Maybe I can write this entire RV book on a round-trip flight, I thought. Boarding had already begun, so I didn't really have time to think about whether or not it was actually possible. Instead, I just decided to do it. I would write as much as possible from SFO->BOS and EWR->SFO, and then format it and publish it when I was done.
As I waited for other passengers to board, I wrote an outline on my phone. Once we hit 10,000 feet, I started typing like a maniac. The nice thing about writing about a topic you know inside and out is that you don't actually need that much time to think; it's almost conversational. By the time the flight landed, I had written 8000 words, which is the equivalent of about a dozen blog posts.
On the flight back to San Francisco, I wrote the rest, clocking in at over 14,000 words, and had an extra hour to revise and edit the book. Yesterday I published it to Kindle, under the title The Tiniest Mansion.
As you can probably guess, it's $2.99, like my other books.
Unlike my other books, The Tiniest Mansion is probably only interesting to people who actually have an interest in living in RVs. It doesn't have many stories or tangents, and not much of the knowledge is useful outside RV dwelling.

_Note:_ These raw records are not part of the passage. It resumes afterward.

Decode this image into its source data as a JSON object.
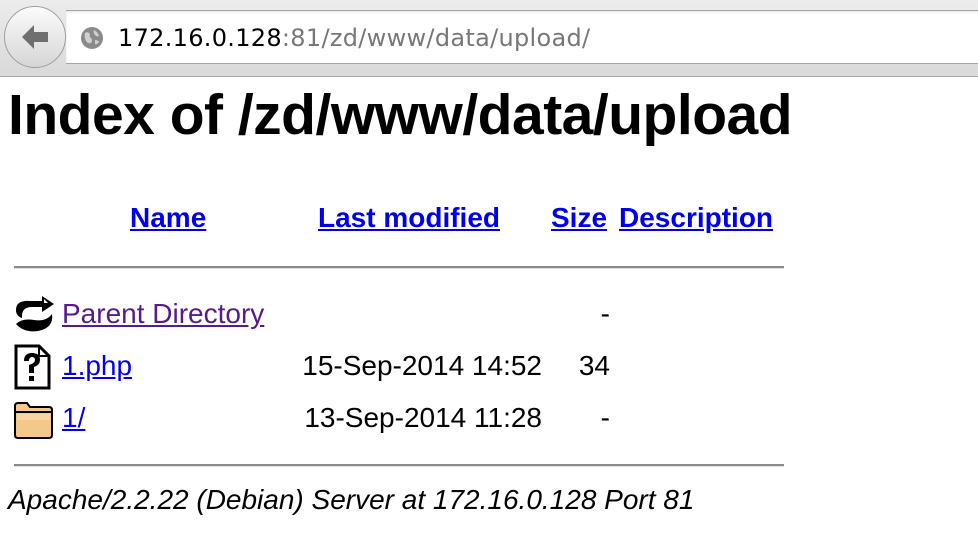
{
  "browser": {
    "url_host": "172.16.0.128",
    "url_rest": ":81/zd/www/data/upload/",
    "icons": {
      "back": "back-arrow-icon",
      "site": "globe-icon"
    }
  },
  "page": {
    "title": "Index of /zd/www/data/upload",
    "columns": {
      "name": "Name",
      "last_modified": "Last modified",
      "size": "Size",
      "description": "Description"
    },
    "rows": [
      {
        "icon": "parent-directory-icon",
        "name": "Parent Directory",
        "modified": "",
        "size": "-",
        "description": ""
      },
      {
        "icon": "unknown-file-icon",
        "name": "1.php",
        "modified": "15-Sep-2014 14:52",
        "size": "34",
        "description": ""
      },
      {
        "icon": "folder-icon",
        "name": "1/",
        "modified": "13-Sep-2014 11:28",
        "size": "-",
        "description": ""
      }
    ],
    "footer": "Apache/2.2.22 (Debian) Server at 172.16.0.128 Port 81"
  },
  "colors": {
    "link": "#0000ee",
    "visited_link": "#551a8b",
    "url_path": "#777777"
  }
}
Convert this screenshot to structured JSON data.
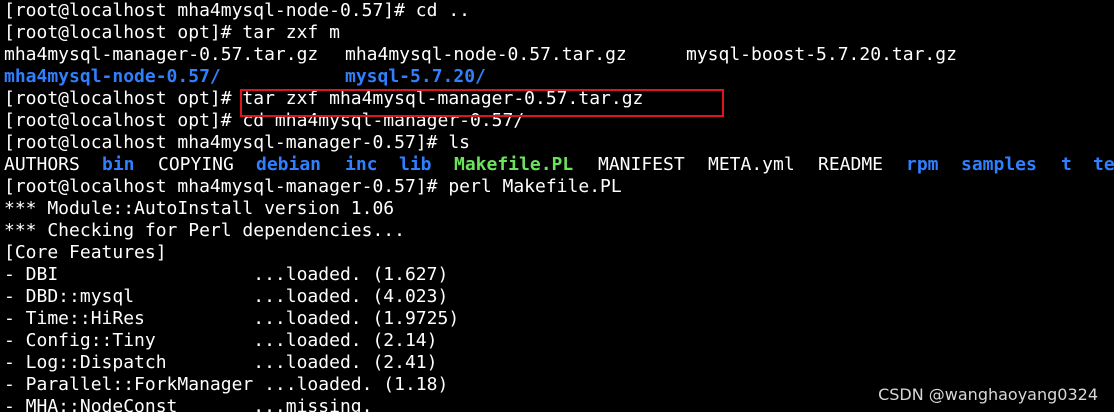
{
  "terminal": {
    "lines": [
      "[root@localhost mha4mysql-node-0.57]# cd ..",
      "[root@localhost opt]# tar zxf m",
      "",
      "",
      "[root@localhost opt]# tar zxf mha4mysql-manager-0.57.tar.gz",
      "[root@localhost opt]# cd mha4mysql-manager-0.57/",
      "[root@localhost mha4mysql-manager-0.57]# ls",
      "",
      "[root@localhost mha4mysql-manager-0.57]# perl Makefile.PL",
      "*** Module::AutoInstall version 1.06",
      "*** Checking for Perl dependencies...",
      "[Core Features]",
      "- DBI                  ...loaded. (1.627)",
      "- DBD::mysql           ...loaded. (4.023)",
      "- Time::HiRes          ...loaded. (1.9725)",
      "- Config::Tiny         ...loaded. (2.14)",
      "- Log::Dispatch        ...loaded. (2.41)",
      "- Parallel::ForkManager ...loaded. (1.18)",
      "- MHA::NodeConst       ...missing."
    ],
    "completion_files": {
      "row1": [
        "mha4mysql-manager-0.57.tar.gz",
        "mha4mysql-node-0.57.tar.gz",
        "mysql-boost-5.7.20.tar.gz"
      ],
      "row2": [
        "mha4mysql-node-0.57/",
        "mysql-5.7.20/"
      ]
    },
    "ls_output": [
      {
        "name": "AUTHORS",
        "kind": "file"
      },
      {
        "name": "bin",
        "kind": "dir"
      },
      {
        "name": "COPYING",
        "kind": "file"
      },
      {
        "name": "debian",
        "kind": "dir"
      },
      {
        "name": "inc",
        "kind": "dir"
      },
      {
        "name": "lib",
        "kind": "dir"
      },
      {
        "name": "Makefile.PL",
        "kind": "exec"
      },
      {
        "name": "MANIFEST",
        "kind": "file"
      },
      {
        "name": "META.yml",
        "kind": "file"
      },
      {
        "name": "README",
        "kind": "file"
      },
      {
        "name": "rpm",
        "kind": "dir"
      },
      {
        "name": "samples",
        "kind": "dir"
      },
      {
        "name": "t",
        "kind": "dir"
      },
      {
        "name": "te",
        "kind": "dir"
      }
    ]
  },
  "watermark": "CSDN @wanghaoyang0324",
  "colors": {
    "background": "#000000",
    "text": "#ffffff",
    "directory": "#2f7fff",
    "executable": "#6be25b",
    "highlight_border": "#e0141e"
  }
}
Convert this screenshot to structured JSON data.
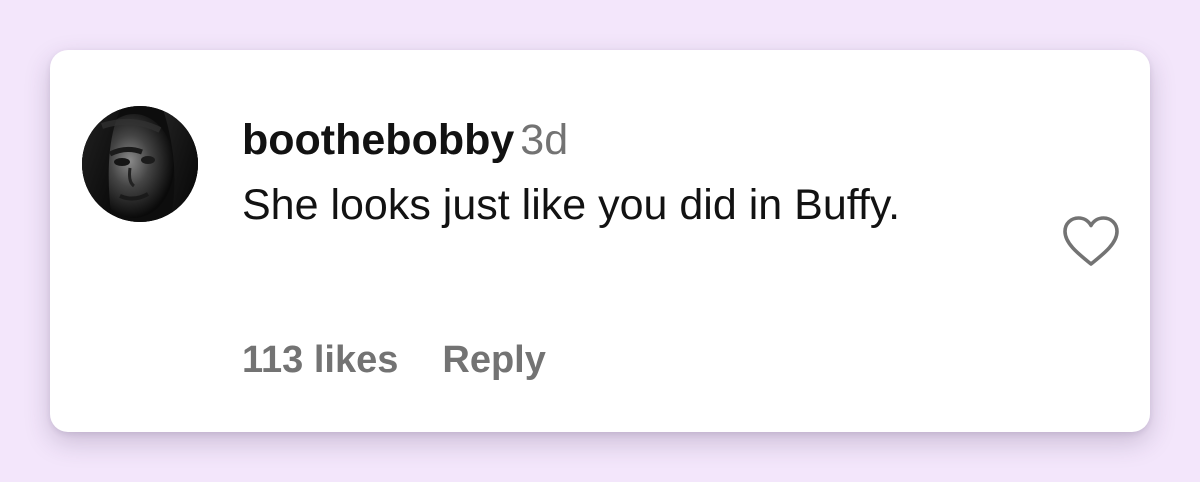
{
  "comment": {
    "username": "boothebobby",
    "timestamp": "3d",
    "text": "She looks just like you did in Buffy.",
    "likes": "113 likes",
    "reply_label": "Reply"
  },
  "icons": {
    "like": "heart-outline-icon",
    "avatar": "profile-photo"
  },
  "colors": {
    "background": "#f3e6fb",
    "card": "#ffffff",
    "text": "#121212",
    "secondary_text": "#737373"
  }
}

However, if you ARE thinking about living in an RV or live in one already, I expect that the book will be indispensible. I've lived in an RV 100% of the time that I've been in the US for almost five years now. I've been through pretty much everything, and done every RV modification conceivable. Despite only being around 75 pages or so, the book comprehensively covers every area of RV living from modifications to security, including a section dedicated to Rialta living. I think you'll really like it.
You can buy the Kindle version of The Tiniest Mansion here.
Wrapping it all up, I want to again say thanks for supporting my work. I'm incredibly fortunate to be able to make enough money to live from a few self-published books. If it wasn't for my awesome readers buying them and leaving reviews, I'd have to spend a lot more time playing poker!
Sorry about not posting last week. I spent the time getting The Tiniest Mansion ready to be published. Incidentally, this is either the last or second last post I'll ever write on WordPress! SETT is coming SOON!
Shout out to my friend Maneesh (who, as far as I can tell, has no interest in living in an RV) for buying the first copy of my new book. And a holler at Todd for taking the cover picture (shown up top).
As always, please leave me a review if you buy any of my books. People click books with lots of good reviews, and Amazon uses that information to recommend my book to other users. A good review is worth more to me than the money I get for a sale.
There are three items I own which I'll always upgrade when a significant upgrade exists: my computer, my camera, and my Kindle. Yesterday I got my new Kindle, the fourth generation one that was just released. Before I talk about this specific Kindle, I want to address some general points about the Kindle.
Some people balk at the $189 price tag of the newest 3G Kindle (which is the only one to buy, by the way). It's expensive, but only if you consider it a drop in replacement for books. I consider it $200 to ensure that I read at least 10X more than I used to.
When I logged into Amazon.com this morning to look for a book I noticed that the basic Amazon Kindle e-reader was $55.00. That's it. I have a Kindle Keyboard and it cost about twice as much, but they might have been selling them by the ounce because it is heavier too.
I read about thirty books this year, but when I got my Kindle I wasn't sure how much I would use it. It turns out I read a lot on it, and just not always books. Here are 10 ways to use a Kindle
Those are ten great reasons to get started with a Kindle e-reader. If the inch-long crack in my device happens to extend itself today, then I'll be joining you in purchasing one.